Plants Poisonous to Livestock and other Animals

This is a growing reference that includes plant images, pictures of affected animals and presentations concerning the botany, chemistry, toxicology, diagnosis and prevention of poisoning of animals by plants and other natural flora (fungi, etc.).

Many original images were provided by Dr. Mary C. Smith of the Cornell College of Veterinary Medicine. Additional images, text and web pages by Dan Brown and staff. The students of Nutritional Toxicology (Animal Science 625) have also made large contributions through web pages created as term projects. The frequently asked questions is a compilation of some of the questions we have received via email over the years.

IMPORTANT:Just because something is on the poisonous plants list doesn't mean it can't be a good food or feed, and just because it is absent from the list doesn't mean it is safe!

These pages are maintained by the Animal Science Department at Cornell University as a reference only. We have no physicians on staff to answer one-on-one questions about specific plants or poisons, especially as they apply to humans. We suggest you contact your local state or regional poison control center. For information on who to call or email in your area, visit Poison Control and Prevention Center Directory. Of course, if you have someone who has collapsed or has trouble breathing, you should call 911 before searching for a poison control center.

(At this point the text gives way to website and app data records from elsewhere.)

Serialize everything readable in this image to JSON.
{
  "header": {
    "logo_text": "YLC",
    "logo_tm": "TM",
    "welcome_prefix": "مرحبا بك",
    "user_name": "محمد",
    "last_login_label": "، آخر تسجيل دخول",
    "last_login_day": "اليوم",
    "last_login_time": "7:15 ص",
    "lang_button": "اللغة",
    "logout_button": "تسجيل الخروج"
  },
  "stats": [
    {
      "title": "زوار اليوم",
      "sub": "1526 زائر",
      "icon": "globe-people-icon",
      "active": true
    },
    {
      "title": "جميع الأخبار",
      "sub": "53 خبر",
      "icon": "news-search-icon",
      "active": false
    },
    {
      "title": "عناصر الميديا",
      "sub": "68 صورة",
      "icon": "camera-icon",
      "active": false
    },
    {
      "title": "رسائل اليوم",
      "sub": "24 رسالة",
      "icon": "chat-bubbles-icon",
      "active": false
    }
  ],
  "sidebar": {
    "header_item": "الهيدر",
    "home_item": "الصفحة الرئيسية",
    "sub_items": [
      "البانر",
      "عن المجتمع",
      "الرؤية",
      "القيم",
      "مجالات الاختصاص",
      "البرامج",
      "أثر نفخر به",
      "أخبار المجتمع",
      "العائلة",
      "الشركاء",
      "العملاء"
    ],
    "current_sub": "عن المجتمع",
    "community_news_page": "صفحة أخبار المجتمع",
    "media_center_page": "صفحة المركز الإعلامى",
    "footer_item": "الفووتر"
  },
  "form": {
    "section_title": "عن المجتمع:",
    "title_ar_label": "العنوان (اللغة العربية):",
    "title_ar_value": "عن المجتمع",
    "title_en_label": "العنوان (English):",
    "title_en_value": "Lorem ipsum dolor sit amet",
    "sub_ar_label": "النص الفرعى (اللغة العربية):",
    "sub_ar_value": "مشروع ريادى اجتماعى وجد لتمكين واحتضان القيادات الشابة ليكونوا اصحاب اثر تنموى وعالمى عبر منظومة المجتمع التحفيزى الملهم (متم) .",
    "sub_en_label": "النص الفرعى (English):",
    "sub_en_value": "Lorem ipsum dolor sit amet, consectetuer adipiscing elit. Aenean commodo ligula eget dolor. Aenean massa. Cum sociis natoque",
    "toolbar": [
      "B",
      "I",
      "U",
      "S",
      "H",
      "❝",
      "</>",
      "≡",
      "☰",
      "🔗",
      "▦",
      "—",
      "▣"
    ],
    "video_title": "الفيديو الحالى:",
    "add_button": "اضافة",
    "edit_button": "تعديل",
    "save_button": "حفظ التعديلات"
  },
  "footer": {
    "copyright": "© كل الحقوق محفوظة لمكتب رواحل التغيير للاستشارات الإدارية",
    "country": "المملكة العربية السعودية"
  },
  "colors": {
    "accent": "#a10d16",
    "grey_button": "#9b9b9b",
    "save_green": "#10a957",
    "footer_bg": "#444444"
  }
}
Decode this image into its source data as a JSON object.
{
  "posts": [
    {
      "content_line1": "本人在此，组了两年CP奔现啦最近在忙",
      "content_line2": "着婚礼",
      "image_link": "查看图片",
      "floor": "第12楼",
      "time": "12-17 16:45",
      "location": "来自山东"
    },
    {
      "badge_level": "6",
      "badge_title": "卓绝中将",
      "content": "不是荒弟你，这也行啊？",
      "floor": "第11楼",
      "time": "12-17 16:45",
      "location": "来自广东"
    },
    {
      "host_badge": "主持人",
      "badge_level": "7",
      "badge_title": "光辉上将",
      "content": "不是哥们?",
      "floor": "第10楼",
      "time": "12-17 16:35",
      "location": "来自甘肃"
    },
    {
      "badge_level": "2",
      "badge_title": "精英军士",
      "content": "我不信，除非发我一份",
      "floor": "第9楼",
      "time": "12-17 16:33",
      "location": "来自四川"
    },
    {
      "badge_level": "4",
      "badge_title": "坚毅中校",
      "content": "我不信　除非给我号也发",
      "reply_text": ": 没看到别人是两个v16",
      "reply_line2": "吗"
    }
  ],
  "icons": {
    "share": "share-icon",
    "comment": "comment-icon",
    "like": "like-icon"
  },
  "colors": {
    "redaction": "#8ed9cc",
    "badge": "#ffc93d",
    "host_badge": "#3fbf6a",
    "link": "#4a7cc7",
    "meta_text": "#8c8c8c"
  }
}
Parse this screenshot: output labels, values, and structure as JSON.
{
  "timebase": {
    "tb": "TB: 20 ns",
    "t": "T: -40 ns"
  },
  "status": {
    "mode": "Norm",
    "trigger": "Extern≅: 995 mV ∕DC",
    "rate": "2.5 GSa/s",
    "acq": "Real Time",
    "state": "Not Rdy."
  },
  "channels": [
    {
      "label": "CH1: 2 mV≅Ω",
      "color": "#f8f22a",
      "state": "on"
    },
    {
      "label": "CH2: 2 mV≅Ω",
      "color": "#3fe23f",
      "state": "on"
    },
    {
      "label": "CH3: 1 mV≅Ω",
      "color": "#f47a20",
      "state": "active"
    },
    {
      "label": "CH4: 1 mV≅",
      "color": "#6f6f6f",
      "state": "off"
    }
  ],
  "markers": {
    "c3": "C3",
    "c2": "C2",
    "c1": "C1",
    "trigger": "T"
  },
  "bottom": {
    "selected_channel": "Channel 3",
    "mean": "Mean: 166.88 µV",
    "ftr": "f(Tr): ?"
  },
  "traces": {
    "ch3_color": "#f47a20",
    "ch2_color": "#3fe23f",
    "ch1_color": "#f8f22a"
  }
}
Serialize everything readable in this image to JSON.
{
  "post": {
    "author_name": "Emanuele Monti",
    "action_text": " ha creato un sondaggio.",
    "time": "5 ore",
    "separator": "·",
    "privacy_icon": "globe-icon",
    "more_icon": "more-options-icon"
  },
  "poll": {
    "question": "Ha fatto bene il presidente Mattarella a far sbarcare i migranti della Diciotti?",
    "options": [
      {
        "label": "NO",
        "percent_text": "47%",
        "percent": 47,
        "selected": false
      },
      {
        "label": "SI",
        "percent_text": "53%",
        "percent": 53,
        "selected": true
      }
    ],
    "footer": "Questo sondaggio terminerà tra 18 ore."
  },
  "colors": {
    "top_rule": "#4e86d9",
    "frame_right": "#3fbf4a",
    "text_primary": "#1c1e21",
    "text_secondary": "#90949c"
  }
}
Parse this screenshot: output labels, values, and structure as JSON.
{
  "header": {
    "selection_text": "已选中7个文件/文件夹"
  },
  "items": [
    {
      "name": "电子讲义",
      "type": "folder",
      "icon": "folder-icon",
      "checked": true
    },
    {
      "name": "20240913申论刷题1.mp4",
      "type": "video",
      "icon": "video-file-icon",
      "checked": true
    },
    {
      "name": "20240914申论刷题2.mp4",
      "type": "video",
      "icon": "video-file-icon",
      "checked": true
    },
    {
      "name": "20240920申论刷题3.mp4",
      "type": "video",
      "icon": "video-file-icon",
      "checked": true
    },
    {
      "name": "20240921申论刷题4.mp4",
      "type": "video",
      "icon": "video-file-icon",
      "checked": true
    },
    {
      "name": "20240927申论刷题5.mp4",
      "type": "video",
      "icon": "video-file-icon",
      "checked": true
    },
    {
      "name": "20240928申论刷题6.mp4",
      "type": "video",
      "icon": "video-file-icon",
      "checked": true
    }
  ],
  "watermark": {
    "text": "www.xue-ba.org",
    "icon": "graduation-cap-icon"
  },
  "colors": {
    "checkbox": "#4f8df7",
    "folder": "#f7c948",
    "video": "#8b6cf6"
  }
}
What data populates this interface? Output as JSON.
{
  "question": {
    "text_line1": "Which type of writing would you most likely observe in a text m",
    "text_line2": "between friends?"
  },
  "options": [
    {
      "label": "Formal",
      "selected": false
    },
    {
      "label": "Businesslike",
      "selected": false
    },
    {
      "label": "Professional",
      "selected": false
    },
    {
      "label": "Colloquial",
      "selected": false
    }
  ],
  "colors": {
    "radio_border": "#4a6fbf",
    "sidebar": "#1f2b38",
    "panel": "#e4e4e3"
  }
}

For questions regarding the accuracy of the content of these pages, contact Dan Brown .